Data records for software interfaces
BEGIN
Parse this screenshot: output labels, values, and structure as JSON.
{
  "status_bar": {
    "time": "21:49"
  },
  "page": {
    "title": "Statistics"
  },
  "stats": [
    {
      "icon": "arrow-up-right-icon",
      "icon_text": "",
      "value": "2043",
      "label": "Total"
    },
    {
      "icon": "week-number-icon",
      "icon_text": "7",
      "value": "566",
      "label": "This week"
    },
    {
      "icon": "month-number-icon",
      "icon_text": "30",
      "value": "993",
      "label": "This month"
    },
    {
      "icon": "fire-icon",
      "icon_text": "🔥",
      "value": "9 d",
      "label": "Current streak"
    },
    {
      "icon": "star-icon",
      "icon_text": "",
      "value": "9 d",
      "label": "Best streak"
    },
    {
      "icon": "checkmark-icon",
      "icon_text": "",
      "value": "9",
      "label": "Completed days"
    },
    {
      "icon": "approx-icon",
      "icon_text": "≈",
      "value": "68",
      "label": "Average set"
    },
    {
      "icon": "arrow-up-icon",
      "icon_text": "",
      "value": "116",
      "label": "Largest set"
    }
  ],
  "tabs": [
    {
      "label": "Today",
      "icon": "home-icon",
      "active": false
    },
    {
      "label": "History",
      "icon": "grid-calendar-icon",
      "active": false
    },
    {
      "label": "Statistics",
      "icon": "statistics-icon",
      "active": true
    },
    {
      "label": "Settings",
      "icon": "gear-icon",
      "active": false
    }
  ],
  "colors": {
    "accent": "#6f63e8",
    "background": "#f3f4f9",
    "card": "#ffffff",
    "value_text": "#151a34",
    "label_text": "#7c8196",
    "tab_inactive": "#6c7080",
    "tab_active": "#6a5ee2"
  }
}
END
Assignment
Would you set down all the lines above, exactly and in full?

Written solution
Parse this screenshot: output labels, values, and structure as JSON.
{
  "status_bar": {
    "time": "21:49"
  },
  "page": {
    "title": "Statistics"
  },
  "stats": [
    {
      "icon": "arrow-up-right-icon",
      "icon_text": "",
      "value": "2043",
      "label": "Total"
    },
    {
      "icon": "week-number-icon",
      "icon_text": "7",
      "value": "566",
      "label": "This week"
    },
    {
      "icon": "month-number-icon",
      "icon_text": "30",
      "value": "993",
      "label": "This month"
    },
    {
      "icon": "fire-icon",
      "icon_text": "🔥",
      "value": "9 d",
      "label": "Current streak"
    },
    {
      "icon": "star-icon",
      "icon_text": "",
      "value": "9 d",
      "label": "Best streak"
    },
    {
      "icon": "checkmark-icon",
      "icon_text": "",
      "value": "9",
      "label": "Completed days"
    },
    {
      "icon": "approx-icon",
      "icon_text": "≈",
      "value": "68",
      "label": "Average set"
    },
    {
      "icon": "arrow-up-icon",
      "icon_text": "",
      "value": "116",
      "label": "Largest set"
    }
  ],
  "tabs": [
    {
      "label": "Today",
      "icon": "home-icon",
      "active": false
    },
    {
      "label": "History",
      "icon": "grid-calendar-icon",
      "active": false
    },
    {
      "label": "Statistics",
      "icon": "statistics-icon",
      "active": true
    },
    {
      "label": "Settings",
      "icon": "gear-icon",
      "active": false
    }
  ],
  "colors": {
    "accent": "#6f63e8",
    "background": "#f3f4f9",
    "card": "#ffffff",
    "value_text": "#151a34",
    "label_text": "#7c8196",
    "tab_inactive": "#6c7080",
    "tab_active": "#6a5ee2"
  }
}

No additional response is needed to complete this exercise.